Amyotrophic Lateral Sclerosis (ALS), also known as Lou Gehrig’s Disease, causes degeneration of the neurons/nerve cells in the brain and spinal cord. Motor neurons begin to degenerate, causing muscle atrophy and gradually, the ability to control muscle movement is lost. This leads to paralysis and eventually death since as of today, there is still no cure for this disease.
As a great deal of you are already aware, the latest internet phenomenon, the “ice bucket challenge” has taken the world by storm over the past few weeks. For those of you out there who are less familiar with the challenge, it is essentially a creative tactic to raise awareness and funds for the ALS Association by way of nominating three people to pour a bucket of ice water over their heads. Nominees have 24 hours to complete the challenge and if they fail to do so, they are supposed to donate 100 dollars to the ALS Association. Those who successfully complete the task and document it can pass the baton by nominating three other people, and are still encouraged to make a contribution of some sort to the cause.

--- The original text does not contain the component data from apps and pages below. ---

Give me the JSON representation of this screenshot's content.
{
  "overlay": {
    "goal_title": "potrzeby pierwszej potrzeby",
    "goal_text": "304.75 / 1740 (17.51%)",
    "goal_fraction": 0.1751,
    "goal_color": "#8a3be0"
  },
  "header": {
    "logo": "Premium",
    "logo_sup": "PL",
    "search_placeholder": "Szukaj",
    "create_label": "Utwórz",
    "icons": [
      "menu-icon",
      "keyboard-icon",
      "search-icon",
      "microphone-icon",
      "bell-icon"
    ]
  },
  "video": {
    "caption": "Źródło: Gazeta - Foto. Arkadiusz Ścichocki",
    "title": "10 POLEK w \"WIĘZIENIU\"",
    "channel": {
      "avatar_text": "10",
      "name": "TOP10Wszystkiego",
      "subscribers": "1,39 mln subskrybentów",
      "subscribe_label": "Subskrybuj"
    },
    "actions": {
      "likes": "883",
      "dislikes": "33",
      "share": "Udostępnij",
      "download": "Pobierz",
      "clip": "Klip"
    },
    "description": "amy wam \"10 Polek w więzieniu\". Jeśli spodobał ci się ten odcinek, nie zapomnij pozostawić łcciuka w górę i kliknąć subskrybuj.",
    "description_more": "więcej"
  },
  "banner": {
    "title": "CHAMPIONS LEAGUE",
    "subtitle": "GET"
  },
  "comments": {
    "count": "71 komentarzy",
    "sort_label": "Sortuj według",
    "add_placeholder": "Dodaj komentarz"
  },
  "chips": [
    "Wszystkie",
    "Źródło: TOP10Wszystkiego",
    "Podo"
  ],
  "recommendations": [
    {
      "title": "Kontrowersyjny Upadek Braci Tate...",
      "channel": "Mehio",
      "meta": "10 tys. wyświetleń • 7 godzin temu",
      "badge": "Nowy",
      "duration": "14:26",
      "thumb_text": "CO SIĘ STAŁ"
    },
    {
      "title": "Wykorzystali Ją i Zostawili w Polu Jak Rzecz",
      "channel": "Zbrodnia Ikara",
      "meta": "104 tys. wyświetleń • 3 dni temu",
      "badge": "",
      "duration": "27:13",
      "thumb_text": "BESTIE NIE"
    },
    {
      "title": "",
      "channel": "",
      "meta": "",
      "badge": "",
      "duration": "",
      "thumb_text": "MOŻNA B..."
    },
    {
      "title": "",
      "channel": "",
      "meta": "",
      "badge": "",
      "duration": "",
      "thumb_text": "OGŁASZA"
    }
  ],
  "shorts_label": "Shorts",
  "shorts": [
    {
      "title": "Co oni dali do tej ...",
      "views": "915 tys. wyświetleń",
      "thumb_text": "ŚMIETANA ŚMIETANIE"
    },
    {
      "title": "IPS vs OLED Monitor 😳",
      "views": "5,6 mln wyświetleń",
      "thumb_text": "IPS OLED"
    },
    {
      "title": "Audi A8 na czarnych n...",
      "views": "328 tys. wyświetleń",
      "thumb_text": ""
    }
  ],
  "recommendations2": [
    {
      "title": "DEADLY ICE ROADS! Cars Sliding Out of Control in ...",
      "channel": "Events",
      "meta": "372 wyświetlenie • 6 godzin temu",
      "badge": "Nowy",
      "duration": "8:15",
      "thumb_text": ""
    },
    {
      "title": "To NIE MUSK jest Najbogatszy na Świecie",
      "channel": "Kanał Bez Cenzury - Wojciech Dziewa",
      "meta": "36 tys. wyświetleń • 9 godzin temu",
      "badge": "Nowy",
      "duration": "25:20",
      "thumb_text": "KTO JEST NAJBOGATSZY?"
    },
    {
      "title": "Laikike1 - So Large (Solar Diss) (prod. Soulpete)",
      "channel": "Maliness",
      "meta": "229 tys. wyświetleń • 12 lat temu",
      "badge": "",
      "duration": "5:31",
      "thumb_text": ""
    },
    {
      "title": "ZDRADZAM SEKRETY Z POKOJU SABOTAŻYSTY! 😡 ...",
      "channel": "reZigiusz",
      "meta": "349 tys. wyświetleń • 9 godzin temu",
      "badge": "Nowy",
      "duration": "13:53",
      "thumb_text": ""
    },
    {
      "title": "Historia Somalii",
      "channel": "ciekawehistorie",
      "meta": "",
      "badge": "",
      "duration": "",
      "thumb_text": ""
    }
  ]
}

At first, I was a little wary of the challenge because I saw it as a fad of sorts that people would forget about in no time. I also made the assumption that some people completing the challenge, teenagers in particular, were completing it as something to do and post on social media rather than taking the opportunity to learn about ALS and help the cause by donating. Today, my perspective was shifted as I watched a YouTube video of a seemingly normal man in his mid-twenties completing the challenge. It was later revealed that this man was an ALS patient whose mother was also suffering with the disease and whose grandmother had lost her life to it, as well. He spoke of how for once in his life, he got to experience a time when ALS was brought to the forefront and where people were actually aware of it rather than simply attributing it to Lou Gehrig and calling it a day. The way he saw it, this challenge began an open, albeit difficult dialogue across the world and the lighthearted nature of the challenge along with the massive outpouring of public support lifted the spirits of ALS patients everywhere.
I urge all of you, whether or not you choose to participate, to read up a bit more on ALS and as always, be armed with the facts. I am a firm believer that the most effective way to raise awareness is to attain and share knowledge so that the rest of the world may also be enlightened about the disease and find out how they can help. You can also visit www.CatholicHealthServices.org to learn about our home health services, hospice care and other service lines that can be utilized to help loved ones who have to live with this debilitating disease.
With that said, I nominate YOU! Do some research, dump a bucket of cold water over your head, make a contribution or just do whatever you can to make yourself and the people around you more aware.